── GIVEN ENTRIES ──
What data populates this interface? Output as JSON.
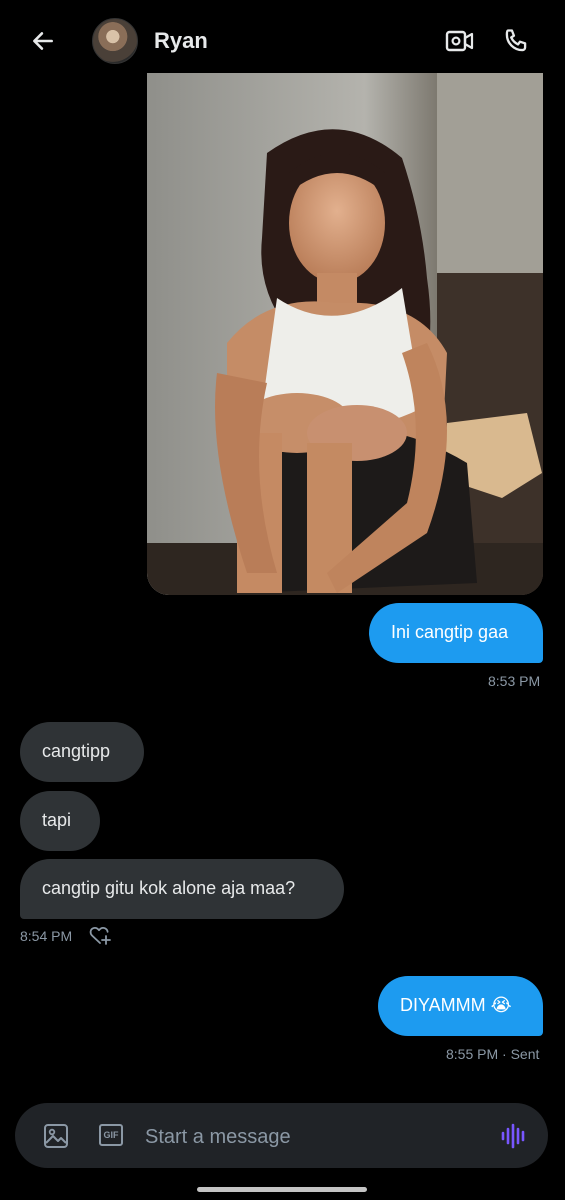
{
  "header": {
    "contact_name": "Ryan",
    "back_icon": "arrow-left-icon",
    "video_icon": "video-call-icon",
    "phone_icon": "phone-icon"
  },
  "messages": {
    "sent_1": {
      "text": "Ini cangtip gaa",
      "time": "8:53 PM"
    },
    "received": [
      {
        "text": "cangtipp"
      },
      {
        "text": "tapi"
      },
      {
        "text": "cangtip gitu kok alone aja maa?"
      }
    ],
    "received_time": "8:54 PM",
    "sent_2": {
      "text": "DIYAMMM 😭",
      "status": "8:55 PM · Sent"
    }
  },
  "composer": {
    "placeholder": "Start a message",
    "gif_label": "GIF",
    "media_icon": "image-icon",
    "voice_icon": "voice-wave-icon"
  },
  "colors": {
    "background": "#000000",
    "sent_bubble": "#1d9bf0",
    "received_bubble": "#2f3336",
    "meta_text": "#8b98a5",
    "voice_accent": "#7856ff"
  }
}
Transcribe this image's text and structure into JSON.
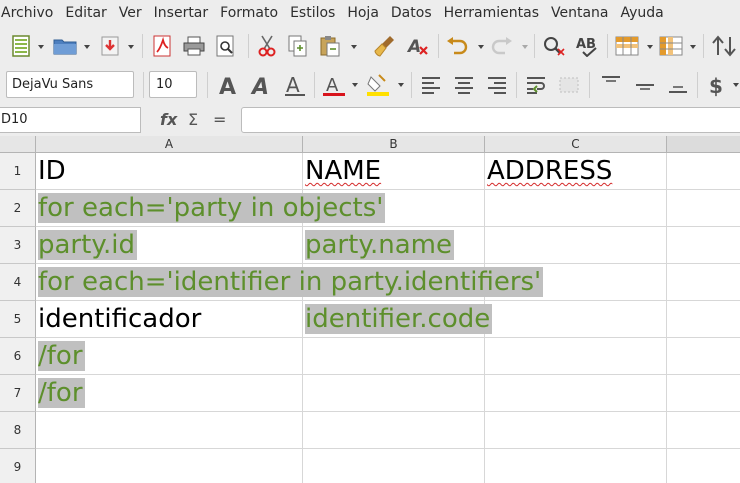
{
  "menu": [
    "Archivo",
    "Editar",
    "Ver",
    "Insertar",
    "Formato",
    "Estilos",
    "Hoja",
    "Datos",
    "Herramientas",
    "Ventana",
    "Ayuda"
  ],
  "toolbar": {
    "font_name": "DejaVu Sans",
    "font_size": "10"
  },
  "formula_bar": {
    "cell_ref": "D10",
    "fx_label": "fx",
    "sum_label": "Σ",
    "equals_label": "=",
    "formula_value": ""
  },
  "sheet": {
    "columns": [
      "A",
      "B",
      "C"
    ],
    "rows": [
      "1",
      "2",
      "3",
      "4",
      "5",
      "6",
      "7",
      "8",
      "9"
    ],
    "cells": {
      "A1": "ID",
      "B1": "NAME",
      "C1": "ADDRESS",
      "A2": "for each='party in objects'",
      "A3": "party.id",
      "B3": "party.name",
      "A4": "for each='identifier in party.identifiers'",
      "A5": "identificador",
      "B5": "identifier.code",
      "A6": "/for",
      "A7": "/for"
    }
  },
  "colors": {
    "template_text": "#5d8f2c",
    "highlight": "#c0c0c0",
    "spellcheck": "#d42a2a"
  }
}
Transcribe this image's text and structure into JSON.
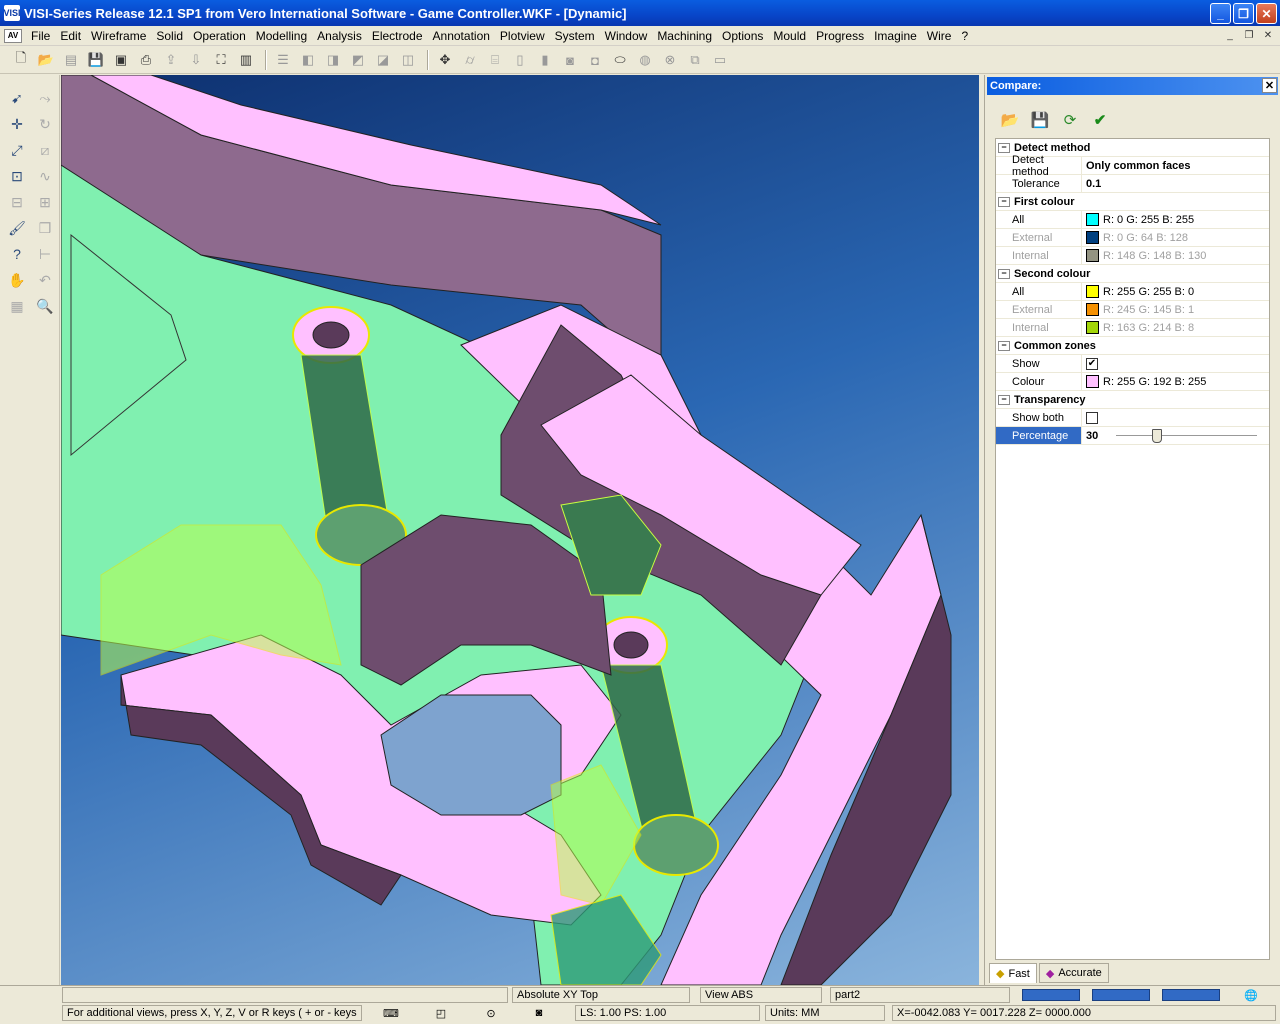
{
  "window": {
    "title": "VISI-Series Release 12.1 SP1 from Vero International Software - Game Controller.WKF - [Dynamic]",
    "app_icon_text": "VISI"
  },
  "menu": {
    "logo": "AV",
    "items": [
      "File",
      "Edit",
      "Wireframe",
      "Solid",
      "Operation",
      "Modelling",
      "Analysis",
      "Electrode",
      "Annotation",
      "Plotview",
      "System",
      "Window",
      "Machining",
      "Options",
      "Mould",
      "Progress",
      "Imagine",
      "Wire",
      "?"
    ]
  },
  "panel": {
    "title": "Compare:",
    "groups": [
      {
        "label": "Detect method",
        "rows": [
          {
            "name": "Detect method",
            "value": "Only common faces",
            "bold": true
          },
          {
            "name": "Tolerance",
            "value": "0.1",
            "bold": true
          }
        ]
      },
      {
        "label": "First colour",
        "rows": [
          {
            "name": "All",
            "value": "R: 0 G: 255 B: 255",
            "color": "#00ffff"
          },
          {
            "name": "External",
            "value": "R: 0 G: 64 B: 128",
            "color": "#004080",
            "disabled": true
          },
          {
            "name": "Internal",
            "value": "R: 148 G: 148 B: 130",
            "color": "#949482",
            "disabled": true
          }
        ]
      },
      {
        "label": "Second colour",
        "rows": [
          {
            "name": "All",
            "value": "R: 255 G: 255 B: 0",
            "color": "#ffff00"
          },
          {
            "name": "External",
            "value": "R: 245 G: 145 B: 1",
            "color": "#f59101",
            "disabled": true
          },
          {
            "name": "Internal",
            "value": "R: 163 G: 214 B: 8",
            "color": "#a3d608",
            "disabled": true
          }
        ]
      },
      {
        "label": "Common zones",
        "rows": [
          {
            "name": "Show",
            "checkbox": true,
            "checked": true
          },
          {
            "name": "Colour",
            "value": "R: 255 G: 192 B: 255",
            "color": "#ffc0ff"
          }
        ]
      },
      {
        "label": "Transparency",
        "rows": [
          {
            "name": "Show both",
            "checkbox": true,
            "checked": false
          },
          {
            "name": "Percentage",
            "value": "30",
            "slider": true,
            "slider_level": 0.3,
            "selected": true
          }
        ]
      }
    ],
    "tabs": [
      {
        "label": "Fast",
        "active": true
      },
      {
        "label": "Accurate",
        "active": false
      }
    ]
  },
  "status": {
    "view_top": "Absolute XY Top",
    "view_abs": "View ABS",
    "part": "part2",
    "hint": "For additional views, press X, Y, Z, V or R keys ( + or - keys",
    "ls_ps": "LS: 1.00 PS: 1.00",
    "units": "Units: MM",
    "coords": "X=-0042.083 Y= 0017.228 Z= 0000.000"
  },
  "colors": {
    "part_pink": "#ffc0ff",
    "part_wall": "#5a3a5a",
    "floor_green": "#80f0b0",
    "boss_green": "#2e6a48",
    "accent": "#316ac5"
  }
}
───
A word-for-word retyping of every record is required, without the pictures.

▶ SOLUTION FOR THIS PROBLEM:
What data populates this interface? Output as JSON.
{
  "header": {
    "contact_name": "Ryan",
    "back_icon": "arrow-left-icon",
    "video_icon": "video-call-icon",
    "phone_icon": "phone-icon"
  },
  "messages": {
    "sent_1": {
      "text": "Ini cangtip gaa",
      "time": "8:53 PM"
    },
    "received": [
      {
        "text": "cangtipp"
      },
      {
        "text": "tapi"
      },
      {
        "text": "cangtip gitu kok alone aja maa?"
      }
    ],
    "received_time": "8:54 PM",
    "sent_2": {
      "text": "DIYAMMM 😭",
      "status": "8:55 PM · Sent"
    }
  },
  "composer": {
    "placeholder": "Start a message",
    "gif_label": "GIF",
    "media_icon": "image-icon",
    "voice_icon": "voice-wave-icon"
  },
  "colors": {
    "background": "#000000",
    "sent_bubble": "#1d9bf0",
    "received_bubble": "#2f3336",
    "meta_text": "#8b98a5",
    "voice_accent": "#7856ff"
  }
}
Transcribe this image's text and structure into JSON.
{
  "menu": [
    "Archivo",
    "Editar",
    "Ver",
    "Insertar",
    "Formato",
    "Estilos",
    "Hoja",
    "Datos",
    "Herramientas",
    "Ventana",
    "Ayuda"
  ],
  "toolbar": {
    "font_name": "DejaVu Sans",
    "font_size": "10"
  },
  "formula_bar": {
    "cell_ref": "D10",
    "fx_label": "fx",
    "sum_label": "Σ",
    "equals_label": "=",
    "formula_value": ""
  },
  "sheet": {
    "columns": [
      "A",
      "B",
      "C"
    ],
    "rows": [
      "1",
      "2",
      "3",
      "4",
      "5",
      "6",
      "7",
      "8",
      "9"
    ],
    "cells": {
      "A1": "ID",
      "B1": "NAME",
      "C1": "ADDRESS",
      "A2": "for each='party in objects'",
      "A3": "party.id",
      "B3": "party.name",
      "A4": "for each='identifier in party.identifiers'",
      "A5": "identificador",
      "B5": "identifier.code",
      "A6": "/for",
      "A7": "/for"
    }
  },
  "colors": {
    "template_text": "#5d8f2c",
    "highlight": "#c0c0c0",
    "spellcheck": "#d42a2a"
  }
}
Transcribe this image's text and structure into JSON.
{
  "window": {
    "title": "VISI-Series Release 12.1 SP1 from Vero International Software - Game Controller.WKF - [Dynamic]",
    "app_icon_text": "VISI"
  },
  "menu": {
    "logo": "AV",
    "items": [
      "File",
      "Edit",
      "Wireframe",
      "Solid",
      "Operation",
      "Modelling",
      "Analysis",
      "Electrode",
      "Annotation",
      "Plotview",
      "System",
      "Window",
      "Machining",
      "Options",
      "Mould",
      "Progress",
      "Imagine",
      "Wire",
      "?"
    ]
  },
  "panel": {
    "title": "Compare:",
    "groups": [
      {
        "label": "Detect method",
        "rows": [
          {
            "name": "Detect method",
            "value": "Only common faces",
            "bold": true
          },
          {
            "name": "Tolerance",
            "value": "0.1",
            "bold": true
          }
        ]
      },
      {
        "label": "First colour",
        "rows": [
          {
            "name": "All",
            "value": "R: 0 G: 255 B: 255",
            "color": "#00ffff"
          },
          {
            "name": "External",
            "value": "R: 0 G: 64 B: 128",
            "color": "#004080",
            "disabled": true
          },
          {
            "name": "Internal",
            "value": "R: 148 G: 148 B: 130",
            "color": "#949482",
            "disabled": true
          }
        ]
      },
      {
        "label": "Second colour",
        "rows": [
          {
            "name": "All",
            "value": "R: 255 G: 255 B: 0",
            "color": "#ffff00"
          },
          {
            "name": "External",
            "value": "R: 245 G: 145 B: 1",
            "color": "#f59101",
            "disabled": true
          },
          {
            "name": "Internal",
            "value": "R: 163 G: 214 B: 8",
            "color": "#a3d608",
            "disabled": true
          }
        ]
      },
      {
        "label": "Common zones",
        "rows": [
          {
            "name": "Show",
            "checkbox": true,
            "checked": true
          },
          {
            "name": "Colour",
            "value": "R: 255 G: 192 B: 255",
            "color": "#ffc0ff"
          }
        ]
      },
      {
        "label": "Transparency",
        "rows": [
          {
            "name": "Show both",
            "checkbox": true,
            "checked": false
          },
          {
            "name": "Percentage",
            "value": "30",
            "slider": true,
            "slider_level": 0.3,
            "selected": true
          }
        ]
      }
    ],
    "tabs": [
      {
        "label": "Fast",
        "active": true
      },
      {
        "label": "Accurate",
        "active": false
      }
    ]
  },
  "status": {
    "view_top": "Absolute XY Top",
    "view_abs": "View ABS",
    "part": "part2",
    "hint": "For additional views, press X, Y, Z, V or R keys ( + or - keys",
    "ls_ps": "LS: 1.00 PS: 1.00",
    "units": "Units: MM",
    "coords": "X=-0042.083 Y= 0017.228 Z= 0000.000"
  },
  "colors": {
    "part_pink": "#ffc0ff",
    "part_wall": "#5a3a5a",
    "floor_green": "#80f0b0",
    "boss_green": "#2e6a48",
    "accent": "#316ac5"
  }
}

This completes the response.